╭─ EXTRACTED DATA

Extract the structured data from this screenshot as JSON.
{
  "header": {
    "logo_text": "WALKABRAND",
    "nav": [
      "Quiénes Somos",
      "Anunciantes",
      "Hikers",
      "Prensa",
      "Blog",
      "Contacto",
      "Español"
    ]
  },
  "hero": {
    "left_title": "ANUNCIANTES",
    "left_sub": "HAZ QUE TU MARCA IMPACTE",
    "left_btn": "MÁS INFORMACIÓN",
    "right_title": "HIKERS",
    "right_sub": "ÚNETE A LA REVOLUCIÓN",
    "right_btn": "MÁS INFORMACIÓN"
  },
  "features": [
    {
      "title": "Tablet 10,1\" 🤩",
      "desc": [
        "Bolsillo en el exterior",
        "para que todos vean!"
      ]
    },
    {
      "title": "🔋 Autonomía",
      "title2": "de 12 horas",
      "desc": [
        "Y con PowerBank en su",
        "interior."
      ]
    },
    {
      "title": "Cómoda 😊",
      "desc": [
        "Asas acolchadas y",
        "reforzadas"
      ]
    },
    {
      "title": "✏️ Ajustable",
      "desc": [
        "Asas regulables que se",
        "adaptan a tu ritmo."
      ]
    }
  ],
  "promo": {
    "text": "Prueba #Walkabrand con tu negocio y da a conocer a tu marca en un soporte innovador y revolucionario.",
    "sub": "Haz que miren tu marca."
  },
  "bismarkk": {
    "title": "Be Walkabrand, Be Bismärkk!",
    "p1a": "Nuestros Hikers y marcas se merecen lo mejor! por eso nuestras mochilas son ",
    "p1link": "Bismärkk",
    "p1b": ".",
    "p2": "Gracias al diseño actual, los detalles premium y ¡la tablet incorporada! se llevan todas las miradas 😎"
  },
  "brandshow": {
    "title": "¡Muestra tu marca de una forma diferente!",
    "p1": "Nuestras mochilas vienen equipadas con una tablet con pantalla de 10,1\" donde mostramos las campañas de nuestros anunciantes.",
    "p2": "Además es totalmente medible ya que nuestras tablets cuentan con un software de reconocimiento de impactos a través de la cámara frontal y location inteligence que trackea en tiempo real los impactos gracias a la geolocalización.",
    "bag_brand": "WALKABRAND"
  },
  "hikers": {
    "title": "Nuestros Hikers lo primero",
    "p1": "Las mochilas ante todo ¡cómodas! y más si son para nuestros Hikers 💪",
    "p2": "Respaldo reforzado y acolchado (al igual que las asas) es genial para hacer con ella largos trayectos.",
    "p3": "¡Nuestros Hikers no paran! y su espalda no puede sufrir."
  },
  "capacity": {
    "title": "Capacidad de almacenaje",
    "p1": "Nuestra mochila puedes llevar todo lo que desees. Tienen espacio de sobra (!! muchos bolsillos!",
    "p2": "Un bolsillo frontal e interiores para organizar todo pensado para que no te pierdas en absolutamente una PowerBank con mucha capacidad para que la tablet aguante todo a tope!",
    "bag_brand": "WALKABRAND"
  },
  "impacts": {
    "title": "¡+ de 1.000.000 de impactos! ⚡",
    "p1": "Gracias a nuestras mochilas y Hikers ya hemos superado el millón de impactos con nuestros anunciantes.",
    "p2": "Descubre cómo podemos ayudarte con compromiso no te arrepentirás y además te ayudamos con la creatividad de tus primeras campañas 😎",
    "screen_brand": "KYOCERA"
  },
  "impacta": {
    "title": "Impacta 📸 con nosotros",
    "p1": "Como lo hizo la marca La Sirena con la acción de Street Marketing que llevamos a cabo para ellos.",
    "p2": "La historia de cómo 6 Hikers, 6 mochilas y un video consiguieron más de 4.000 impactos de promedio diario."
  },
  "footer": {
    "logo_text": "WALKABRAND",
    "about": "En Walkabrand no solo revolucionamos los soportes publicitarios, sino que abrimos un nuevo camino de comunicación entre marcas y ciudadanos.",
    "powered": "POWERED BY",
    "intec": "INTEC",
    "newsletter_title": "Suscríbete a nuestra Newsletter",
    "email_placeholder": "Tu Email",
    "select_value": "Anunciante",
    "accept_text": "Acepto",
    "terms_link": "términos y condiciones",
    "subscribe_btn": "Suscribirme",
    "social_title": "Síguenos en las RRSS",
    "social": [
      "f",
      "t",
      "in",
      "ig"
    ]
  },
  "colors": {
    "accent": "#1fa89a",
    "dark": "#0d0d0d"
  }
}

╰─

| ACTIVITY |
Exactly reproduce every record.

| REPLY TO THE EXERCISE |
Extract the structured data from this screenshot as JSON.
{
  "header": {
    "logo_text": "WALKABRAND",
    "nav": [
      "Quiénes Somos",
      "Anunciantes",
      "Hikers",
      "Prensa",
      "Blog",
      "Contacto",
      "Español"
    ]
  },
  "hero": {
    "left_title": "ANUNCIANTES",
    "left_sub": "HAZ QUE TU MARCA IMPACTE",
    "left_btn": "MÁS INFORMACIÓN",
    "right_title": "HIKERS",
    "right_sub": "ÚNETE A LA REVOLUCIÓN",
    "right_btn": "MÁS INFORMACIÓN"
  },
  "features": [
    {
      "title": "Tablet 10,1\" 🤩",
      "desc": [
        "Bolsillo en el exterior",
        "para que todos vean!"
      ]
    },
    {
      "title": "🔋 Autonomía",
      "title2": "de 12 horas",
      "desc": [
        "Y con PowerBank en su",
        "interior."
      ]
    },
    {
      "title": "Cómoda 😊",
      "desc": [
        "Asas acolchadas y",
        "reforzadas"
      ]
    },
    {
      "title": "✏️ Ajustable",
      "desc": [
        "Asas regulables que se",
        "adaptan a tu ritmo."
      ]
    }
  ],
  "promo": {
    "text": "Prueba #Walkabrand con tu negocio y da a conocer a tu marca en un soporte innovador y revolucionario.",
    "sub": "Haz que miren tu marca."
  },
  "bismarkk": {
    "title": "Be Walkabrand, Be Bismärkk!",
    "p1a": "Nuestros Hikers y marcas se merecen lo mejor! por eso nuestras mochilas son ",
    "p1link": "Bismärkk",
    "p1b": ".",
    "p2": "Gracias al diseño actual, los detalles premium y ¡la tablet incorporada! se llevan todas las miradas 😎"
  },
  "brandshow": {
    "title": "¡Muestra tu marca de una forma diferente!",
    "p1": "Nuestras mochilas vienen equipadas con una tablet con pantalla de 10,1\" donde mostramos las campañas de nuestros anunciantes.",
    "p2": "Además es totalmente medible ya que nuestras tablets cuentan con un software de reconocimiento de impactos a través de la cámara frontal y location inteligence que trackea en tiempo real los impactos gracias a la geolocalización.",
    "bag_brand": "WALKABRAND"
  },
  "hikers": {
    "title": "Nuestros Hikers lo primero",
    "p1": "Las mochilas ante todo ¡cómodas! y más si son para nuestros Hikers 💪",
    "p2": "Respaldo reforzado y acolchado (al igual que las asas) es genial para hacer con ella largos trayectos.",
    "p3": "¡Nuestros Hikers no paran! y su espalda no puede sufrir."
  },
  "capacity": {
    "title": "Capacidad de almacenaje",
    "p1": "Nuestra mochila puedes llevar todo lo que desees. Tienen espacio de sobra (!! muchos bolsillos!",
    "p2": "Un bolsillo frontal e interiores para organizar todo pensado para que no te pierdas en absolutamente una PowerBank con mucha capacidad para que la tablet aguante todo a tope!",
    "bag_brand": "WALKABRAND"
  },
  "impacts": {
    "title": "¡+ de 1.000.000 de impactos! ⚡",
    "p1": "Gracias a nuestras mochilas y Hikers ya hemos superado el millón de impactos con nuestros anunciantes.",
    "p2": "Descubre cómo podemos ayudarte con compromiso no te arrepentirás y además te ayudamos con la creatividad de tus primeras campañas 😎",
    "screen_brand": "KYOCERA"
  },
  "impacta": {
    "title": "Impacta 📸 con nosotros",
    "p1": "Como lo hizo la marca La Sirena con la acción de Street Marketing que llevamos a cabo para ellos.",
    "p2": "La historia de cómo 6 Hikers, 6 mochilas y un video consiguieron más de 4.000 impactos de promedio diario."
  },
  "footer": {
    "logo_text": "WALKABRAND",
    "about": "En Walkabrand no solo revolucionamos los soportes publicitarios, sino que abrimos un nuevo camino de comunicación entre marcas y ciudadanos.",
    "powered": "POWERED BY",
    "intec": "INTEC",
    "newsletter_title": "Suscríbete a nuestra Newsletter",
    "email_placeholder": "Tu Email",
    "select_value": "Anunciante",
    "accept_text": "Acepto",
    "terms_link": "términos y condiciones",
    "subscribe_btn": "Suscribirme",
    "social_title": "Síguenos en las RRSS",
    "social": [
      "f",
      "t",
      "in",
      "ig"
    ]
  },
  "colors": {
    "accent": "#1fa89a",
    "dark": "#0d0d0d"
  }
}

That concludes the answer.